**Work instruction:** Go through the data that follows and restate each line exactly as it reads.
—————
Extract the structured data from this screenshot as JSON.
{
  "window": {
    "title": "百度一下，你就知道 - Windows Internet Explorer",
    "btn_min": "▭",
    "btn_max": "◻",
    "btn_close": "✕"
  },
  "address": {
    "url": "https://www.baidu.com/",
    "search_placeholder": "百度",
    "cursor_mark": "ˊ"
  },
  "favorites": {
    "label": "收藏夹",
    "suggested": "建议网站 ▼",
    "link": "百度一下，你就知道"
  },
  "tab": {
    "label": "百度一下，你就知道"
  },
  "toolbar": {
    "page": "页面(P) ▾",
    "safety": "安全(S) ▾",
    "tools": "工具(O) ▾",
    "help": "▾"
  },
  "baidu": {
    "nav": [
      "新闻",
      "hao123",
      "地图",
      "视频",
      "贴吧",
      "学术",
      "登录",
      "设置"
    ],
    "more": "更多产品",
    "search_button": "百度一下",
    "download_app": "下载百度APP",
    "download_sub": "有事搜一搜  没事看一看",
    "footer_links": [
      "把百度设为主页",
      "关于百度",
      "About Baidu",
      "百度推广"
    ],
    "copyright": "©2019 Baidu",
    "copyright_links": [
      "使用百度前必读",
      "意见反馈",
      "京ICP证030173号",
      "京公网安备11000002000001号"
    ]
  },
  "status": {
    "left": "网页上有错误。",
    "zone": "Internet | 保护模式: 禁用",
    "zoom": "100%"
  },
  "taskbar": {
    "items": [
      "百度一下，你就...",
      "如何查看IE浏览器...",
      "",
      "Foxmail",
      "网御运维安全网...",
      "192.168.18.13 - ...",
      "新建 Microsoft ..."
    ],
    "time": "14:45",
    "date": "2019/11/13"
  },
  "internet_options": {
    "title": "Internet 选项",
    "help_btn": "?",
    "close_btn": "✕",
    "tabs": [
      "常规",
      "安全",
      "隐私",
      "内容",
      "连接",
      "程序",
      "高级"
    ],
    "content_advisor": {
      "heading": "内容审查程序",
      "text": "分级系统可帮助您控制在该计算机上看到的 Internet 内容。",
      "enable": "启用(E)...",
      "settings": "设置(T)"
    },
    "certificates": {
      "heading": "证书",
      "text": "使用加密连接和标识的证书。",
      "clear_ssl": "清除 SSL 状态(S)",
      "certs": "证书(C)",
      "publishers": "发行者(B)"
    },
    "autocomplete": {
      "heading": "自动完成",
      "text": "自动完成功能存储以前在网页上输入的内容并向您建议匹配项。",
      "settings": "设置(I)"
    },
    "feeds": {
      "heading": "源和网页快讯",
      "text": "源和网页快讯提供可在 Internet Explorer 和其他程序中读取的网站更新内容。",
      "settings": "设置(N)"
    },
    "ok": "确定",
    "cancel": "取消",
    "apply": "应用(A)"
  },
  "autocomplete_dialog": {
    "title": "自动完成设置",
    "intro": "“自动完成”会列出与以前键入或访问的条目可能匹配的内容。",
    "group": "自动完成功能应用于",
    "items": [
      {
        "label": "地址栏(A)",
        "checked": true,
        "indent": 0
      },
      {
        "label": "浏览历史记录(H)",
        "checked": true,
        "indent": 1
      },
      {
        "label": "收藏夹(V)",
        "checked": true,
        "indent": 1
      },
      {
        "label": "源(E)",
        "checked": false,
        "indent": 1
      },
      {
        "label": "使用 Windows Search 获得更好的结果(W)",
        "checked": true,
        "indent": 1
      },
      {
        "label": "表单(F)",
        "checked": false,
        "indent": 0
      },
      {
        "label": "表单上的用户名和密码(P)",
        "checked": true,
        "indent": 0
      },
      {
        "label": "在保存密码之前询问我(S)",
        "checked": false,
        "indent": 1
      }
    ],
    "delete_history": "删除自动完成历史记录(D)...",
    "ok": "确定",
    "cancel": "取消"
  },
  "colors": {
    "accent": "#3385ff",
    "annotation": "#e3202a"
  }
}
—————
**Answer below:**
Extract the structured data from this screenshot as JSON.
{
  "window": {
    "title": "百度一下，你就知道 - Windows Internet Explorer",
    "btn_min": "▭",
    "btn_max": "◻",
    "btn_close": "✕"
  },
  "address": {
    "url": "https://www.baidu.com/",
    "search_placeholder": "百度",
    "cursor_mark": "ˊ"
  },
  "favorites": {
    "label": "收藏夹",
    "suggested": "建议网站 ▼",
    "link": "百度一下，你就知道"
  },
  "tab": {
    "label": "百度一下，你就知道"
  },
  "toolbar": {
    "page": "页面(P) ▾",
    "safety": "安全(S) ▾",
    "tools": "工具(O) ▾",
    "help": "▾"
  },
  "baidu": {
    "nav": [
      "新闻",
      "hao123",
      "地图",
      "视频",
      "贴吧",
      "学术",
      "登录",
      "设置"
    ],
    "more": "更多产品",
    "search_button": "百度一下",
    "download_app": "下载百度APP",
    "download_sub": "有事搜一搜  没事看一看",
    "footer_links": [
      "把百度设为主页",
      "关于百度",
      "About Baidu",
      "百度推广"
    ],
    "copyright": "©2019 Baidu",
    "copyright_links": [
      "使用百度前必读",
      "意见反馈",
      "京ICP证030173号",
      "京公网安备11000002000001号"
    ]
  },
  "status": {
    "left": "网页上有错误。",
    "zone": "Internet | 保护模式: 禁用",
    "zoom": "100%"
  },
  "taskbar": {
    "items": [
      "百度一下，你就...",
      "如何查看IE浏览器...",
      "",
      "Foxmail",
      "网御运维安全网...",
      "192.168.18.13 - ...",
      "新建 Microsoft ..."
    ],
    "time": "14:45",
    "date": "2019/11/13"
  },
  "internet_options": {
    "title": "Internet 选项",
    "help_btn": "?",
    "close_btn": "✕",
    "tabs": [
      "常规",
      "安全",
      "隐私",
      "内容",
      "连接",
      "程序",
      "高级"
    ],
    "content_advisor": {
      "heading": "内容审查程序",
      "text": "分级系统可帮助您控制在该计算机上看到的 Internet 内容。",
      "enable": "启用(E)...",
      "settings": "设置(T)"
    },
    "certificates": {
      "heading": "证书",
      "text": "使用加密连接和标识的证书。",
      "clear_ssl": "清除 SSL 状态(S)",
      "certs": "证书(C)",
      "publishers": "发行者(B)"
    },
    "autocomplete": {
      "heading": "自动完成",
      "text": "自动完成功能存储以前在网页上输入的内容并向您建议匹配项。",
      "settings": "设置(I)"
    },
    "feeds": {
      "heading": "源和网页快讯",
      "text": "源和网页快讯提供可在 Internet Explorer 和其他程序中读取的网站更新内容。",
      "settings": "设置(N)"
    },
    "ok": "确定",
    "cancel": "取消",
    "apply": "应用(A)"
  },
  "autocomplete_dialog": {
    "title": "自动完成设置",
    "intro": "“自动完成”会列出与以前键入或访问的条目可能匹配的内容。",
    "group": "自动完成功能应用于",
    "items": [
      {
        "label": "地址栏(A)",
        "checked": true,
        "indent": 0
      },
      {
        "label": "浏览历史记录(H)",
        "checked": true,
        "indent": 1
      },
      {
        "label": "收藏夹(V)",
        "checked": true,
        "indent": 1
      },
      {
        "label": "源(E)",
        "checked": false,
        "indent": 1
      },
      {
        "label": "使用 Windows Search 获得更好的结果(W)",
        "checked": true,
        "indent": 1
      },
      {
        "label": "表单(F)",
        "checked": false,
        "indent": 0
      },
      {
        "label": "表单上的用户名和密码(P)",
        "checked": true,
        "indent": 0
      },
      {
        "label": "在保存密码之前询问我(S)",
        "checked": false,
        "indent": 1
      }
    ],
    "delete_history": "删除自动完成历史记录(D)...",
    "ok": "确定",
    "cancel": "取消"
  },
  "colors": {
    "accent": "#3385ff",
    "annotation": "#e3202a"
  }
}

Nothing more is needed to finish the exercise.